In the California case, which was decided by a jury in August, Eva Echeverria testified that she had been using talcum powder as a regular part of her feminine hygiene routine for more than 50 years, since she was 11. She developed ovarian cancer and stopped using the powder in 2016, after she read a news story about another woman who used it and had ovarian cancer.
Echeverria was granted an expedited trial as her medical situation was grave, and she has since died. The jury awarded her $70 million in compensatory damages and $347 million in punitive damages, the largest verdict to date in the cases that have been heard against the company on these products.
On Friday, Los Angeles Superior Court Judge Maren Nelson reversed the jury's ruling
and granted Johnson & Johnson's motions for a new trial. The judge said there was an "insufficiency of the evidence as to the causation as to both defendants" and ruled that there was error in law occurring at trial and misconduct of the jury, which led to excessive damages.
The reversal was a setback for women and their families who have filed cases arguing that Johnson & Johnson has not adequately warned its costumers about the potential risks of using talc-based powders.
The science on talc and its relation to ovarian cancer has produced a mix of results
over the years. The possible link may have first surfaced in a 1971 study that mentioned a relationship after the scientist found talc particles in ovarian tumors.
Since then, there has been what the court describes as "an ongoing debate
in the scientific and medical community" as to whether talc usage may cause ovarian cancer. The International Agency for Research on Cancer
, part of the World Health Organization, classifies the genital use of talc-based body powder as "possibly carcinogenic to humans." The US Centers for Disease Control and Prevention
does not list
talc as an ovarian cancer risk.
have seen a modest risk
. The US National Toxicology Program,
part of the US Department of Health and Human Services, has not fully reviewed talc as a possible carcinogen, according to the American Cancer Society
, which says it isn't clear whether the products increase a person's cancer risk.
Some talc-based powders carry a warning label
that mentions the possible risk of ovarian cancer after frequent application in the female genital area. Several talc-based powders, including J&J's products, do not.
"We are pleased with Judge Maren Nelson's ruling.
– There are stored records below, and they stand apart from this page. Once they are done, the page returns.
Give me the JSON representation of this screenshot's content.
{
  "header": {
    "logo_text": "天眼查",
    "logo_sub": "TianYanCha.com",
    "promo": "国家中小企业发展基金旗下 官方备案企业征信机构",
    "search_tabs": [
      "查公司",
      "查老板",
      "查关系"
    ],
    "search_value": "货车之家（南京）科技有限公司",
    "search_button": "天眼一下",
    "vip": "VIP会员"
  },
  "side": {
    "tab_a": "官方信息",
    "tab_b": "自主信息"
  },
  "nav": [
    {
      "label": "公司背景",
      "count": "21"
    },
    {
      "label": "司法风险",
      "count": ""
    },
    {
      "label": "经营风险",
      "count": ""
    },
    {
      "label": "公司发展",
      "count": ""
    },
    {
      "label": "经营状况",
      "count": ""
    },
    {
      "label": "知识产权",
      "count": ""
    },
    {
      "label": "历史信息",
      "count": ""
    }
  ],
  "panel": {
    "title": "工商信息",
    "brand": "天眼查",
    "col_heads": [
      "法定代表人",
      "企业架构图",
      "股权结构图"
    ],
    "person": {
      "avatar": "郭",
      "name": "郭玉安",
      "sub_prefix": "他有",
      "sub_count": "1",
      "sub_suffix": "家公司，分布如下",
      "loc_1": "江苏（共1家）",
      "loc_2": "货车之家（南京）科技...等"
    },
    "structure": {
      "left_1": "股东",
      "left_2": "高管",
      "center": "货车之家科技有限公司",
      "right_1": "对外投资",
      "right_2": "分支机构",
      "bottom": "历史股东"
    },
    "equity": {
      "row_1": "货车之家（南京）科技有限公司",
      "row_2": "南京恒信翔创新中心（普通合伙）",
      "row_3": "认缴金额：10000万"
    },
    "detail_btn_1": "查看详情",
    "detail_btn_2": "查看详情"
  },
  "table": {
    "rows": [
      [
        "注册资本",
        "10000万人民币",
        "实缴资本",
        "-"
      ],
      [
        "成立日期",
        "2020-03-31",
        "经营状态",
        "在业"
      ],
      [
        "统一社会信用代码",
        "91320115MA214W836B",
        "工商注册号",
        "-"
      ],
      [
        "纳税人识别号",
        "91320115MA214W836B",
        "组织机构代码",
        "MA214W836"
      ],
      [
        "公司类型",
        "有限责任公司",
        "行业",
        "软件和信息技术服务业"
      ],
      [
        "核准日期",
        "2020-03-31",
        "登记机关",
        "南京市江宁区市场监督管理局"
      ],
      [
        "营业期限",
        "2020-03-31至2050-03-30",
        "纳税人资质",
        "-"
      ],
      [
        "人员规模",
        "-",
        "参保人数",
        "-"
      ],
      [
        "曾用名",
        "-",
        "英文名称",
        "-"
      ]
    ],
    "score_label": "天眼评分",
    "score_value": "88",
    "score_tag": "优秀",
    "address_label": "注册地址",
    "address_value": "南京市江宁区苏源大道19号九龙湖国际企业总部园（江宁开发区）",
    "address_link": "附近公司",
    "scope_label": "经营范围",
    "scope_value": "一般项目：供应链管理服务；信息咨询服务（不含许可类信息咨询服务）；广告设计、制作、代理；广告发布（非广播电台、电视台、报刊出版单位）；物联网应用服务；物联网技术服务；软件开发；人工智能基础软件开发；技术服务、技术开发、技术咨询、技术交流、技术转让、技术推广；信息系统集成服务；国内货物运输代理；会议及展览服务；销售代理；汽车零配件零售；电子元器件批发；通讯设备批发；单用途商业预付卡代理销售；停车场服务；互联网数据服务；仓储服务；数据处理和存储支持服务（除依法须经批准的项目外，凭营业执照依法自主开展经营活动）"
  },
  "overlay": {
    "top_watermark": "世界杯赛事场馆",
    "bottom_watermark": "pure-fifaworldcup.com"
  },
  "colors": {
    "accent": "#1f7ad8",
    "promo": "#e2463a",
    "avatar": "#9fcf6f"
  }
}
Ovarian cancer is a devastating disease -- but it is not caused by the cosmetic-grade talc we have used in Johnson's Baby Powder for decades," said Carol Goodrich, a spokeswoman for Johnson & Johnson Consumer, in a statement after Friday's reversal of the Echeverria case. "The science is clear and we will continue to defend the safety of Johnson's Baby Powder as we prepare for additional trials in the U.S."
Mark Robinson Jr
., one of Echeverria's lawyers, said they will file an appeal immediately. "We disagree with the court's decision," he said. "A jury of Ms. Echeverria's peers found the Johnson and Johnson defendants liable. We will ask the appellate court to uphold this jury's verdict. We will continue to fight on behalf of all women who have been impacted by this dangerous product."
At least 4,800 separate cases are pending against the company
in courtrooms across the country. Several are based in California; Echeverria's was the first to be brought to trial there.
There were four verdicts against the company in Missouri, which ended in a total of $307 million in damages. Johnson & Johnson has been arguing that there are jurisdictional issues in those cases, as the plaintiffs lived out of state.
On Tuesday, a Missouri appellate court
reversed a $72 million verdict handed down in February 2016. That case involved another lifelong talc user who had lived in Alabama and died four months before the trial. The Missouri Court of Appeals Eastern District ruled that the case shouldn't have been tried in St. Louis, as plaintiff Jacqueline Fox claims did not "arise out of J&J's activities in Missouri." The family is considering an appeal.
Another Missouri case was scheduled to start October 16, but the state's Supreme Court issued a temporary stay. The circuit court will have to prove that it is the right jurisdiction to hear the case.